India's fast economic growth lays firm ground for next government

By Manoj Kumar and Shivangi Acharya

NEW DELHI (Reuters) -India's economy grew at a faster-than-expected pace of 7.8% year-on-year in the first three months of 2024, helped by a strong performance in the manufacturing sector, and economists expect the momentum to continue this year.

The highest growth pace among the largest economies globally will bolster the economic record of Prime Minister Narendra Modi, who is hoping to win a rare third term in the national election, with results set to be released on June 4.

Investors are looking ahead to the election outcome and the full-year budget in mid-July to see what steps the new government might take to boost the economy.

The Reserve Bank of India's (RBI) record surplus transfer of 2.11 trillion rupees ($25.3 billion) will help the next government to increase state spending to bolster growth.

Garima Kapoor, economist, at Mumbai-based Elara Securities, said the growth figures come amid subdued inflation and a forecast of a normal monsoon, which could help boost consumer demand.

The arrival of India's monsoon rains can support farm output and rural wages.

"The high frequency indicators during the first two months of this financial year suggest 2024/25 fiscal year has started on a relatively stable footing," she said.

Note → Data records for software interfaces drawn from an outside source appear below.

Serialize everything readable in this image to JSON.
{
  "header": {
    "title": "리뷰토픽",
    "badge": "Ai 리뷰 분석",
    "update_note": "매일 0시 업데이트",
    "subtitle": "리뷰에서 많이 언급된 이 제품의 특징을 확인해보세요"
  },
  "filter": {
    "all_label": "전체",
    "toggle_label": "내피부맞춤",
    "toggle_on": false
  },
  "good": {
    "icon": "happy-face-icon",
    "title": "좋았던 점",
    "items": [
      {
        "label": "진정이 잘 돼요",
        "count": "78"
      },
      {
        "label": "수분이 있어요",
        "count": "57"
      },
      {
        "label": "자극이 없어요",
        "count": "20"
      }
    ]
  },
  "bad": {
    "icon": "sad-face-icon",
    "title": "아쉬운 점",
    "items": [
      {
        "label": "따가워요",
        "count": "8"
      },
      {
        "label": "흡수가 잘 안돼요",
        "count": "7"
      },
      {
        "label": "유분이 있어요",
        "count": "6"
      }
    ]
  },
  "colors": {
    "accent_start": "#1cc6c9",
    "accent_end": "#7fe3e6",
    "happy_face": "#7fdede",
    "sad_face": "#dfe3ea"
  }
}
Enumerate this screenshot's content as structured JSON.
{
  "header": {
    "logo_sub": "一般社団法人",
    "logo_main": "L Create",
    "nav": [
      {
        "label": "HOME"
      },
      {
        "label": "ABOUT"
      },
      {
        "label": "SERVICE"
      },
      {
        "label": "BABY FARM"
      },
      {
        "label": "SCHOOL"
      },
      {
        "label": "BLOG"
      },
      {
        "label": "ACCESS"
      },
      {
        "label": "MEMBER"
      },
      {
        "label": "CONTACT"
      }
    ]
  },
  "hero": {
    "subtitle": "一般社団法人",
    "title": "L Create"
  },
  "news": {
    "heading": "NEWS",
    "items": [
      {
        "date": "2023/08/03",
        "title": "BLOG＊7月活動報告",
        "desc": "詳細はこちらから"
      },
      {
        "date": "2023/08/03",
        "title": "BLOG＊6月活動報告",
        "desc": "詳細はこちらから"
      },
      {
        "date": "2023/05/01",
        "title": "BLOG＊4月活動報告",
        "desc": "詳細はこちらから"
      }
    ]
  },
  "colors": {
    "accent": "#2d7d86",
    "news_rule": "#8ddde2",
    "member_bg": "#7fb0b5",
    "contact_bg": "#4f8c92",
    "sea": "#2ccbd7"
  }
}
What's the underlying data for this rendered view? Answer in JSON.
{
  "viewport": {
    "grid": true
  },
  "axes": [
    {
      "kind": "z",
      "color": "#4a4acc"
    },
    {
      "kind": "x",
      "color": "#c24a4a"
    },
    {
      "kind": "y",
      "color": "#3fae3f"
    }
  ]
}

On Wednesday, S&P Global raised its sovereign rating outlook for India to "positive" from "stable", adding that regardless of the outcome of the national elections it expected broad continuity in economic reforms and fiscal policies.

It expects the economy to grow at 6.8% in the current fiscal year starting April, and close to 7% annually over the next three years.

The gross domestic product growth in January-March quarter was lower than a revised 8.6% expansion in the previous quarter, but higher than 6.7% forecast by economists in a Reuters poll, government data released on Friday showed.

Manufacturing output rose 8.9% year-on-year in March quarter, compared with a revised expansion of 11.5% in the previous quarter.

India's economic growth for the full 2023/24 fiscal year was revised up to 8.2%, also the highest among large economies globally, from an earlier government estimate of 7.6%.

In the January-March quarter, the headline growth figure was boosted by a sharp fall in subsidies, while gross value added (GVA), seen by economists as a more stable measure of growth, rose 6.3%, data showed.

For the previous quarter, GVA growth was revised to 6.8%.

Globally, economic activity remains resilient, with China's economy growing 5.3% year-on-year and the U.S. economy expanding at 1.3% annualised rate in March quarter amid signs of inflation easing, strengthening hopes of a pick up in India's exports.

The RBI's monetary policy committee is expected to hold benchmark repo rate at 6.50% at its June 5-7 meeting, with inflation staying above 4%, the mid-point of its 2-6% target, economists said in a Reuters poll.


Despite mouth-watering growth numbers, India's consumer spending and rural growth remain tepid.

Farm output grew by just 0.6% in the March quarter while consumer spending, which accounts for about 60% of the economy, rose 4%, low by Indian standards.

Some economists say the economy needs to grow at a faster pace and for the benefits to percolate to poorer sections of society.

Raghuram Rajan, former governor of the Reserve Bank of India, said in an interview earlier this week India's economy needs to grow by around 9%-10% annually for next couple of decades to create good jobs for millions of educated young people.

(Reporting by Manoj Kumar, Aftab Ahmed; Additional reporting by Sarita Chaganti Singh, Aftab Ahmed in New Delhi and Nishit Navin in BENGALURU; editing by Philippa Fletcher and Toby Chopra)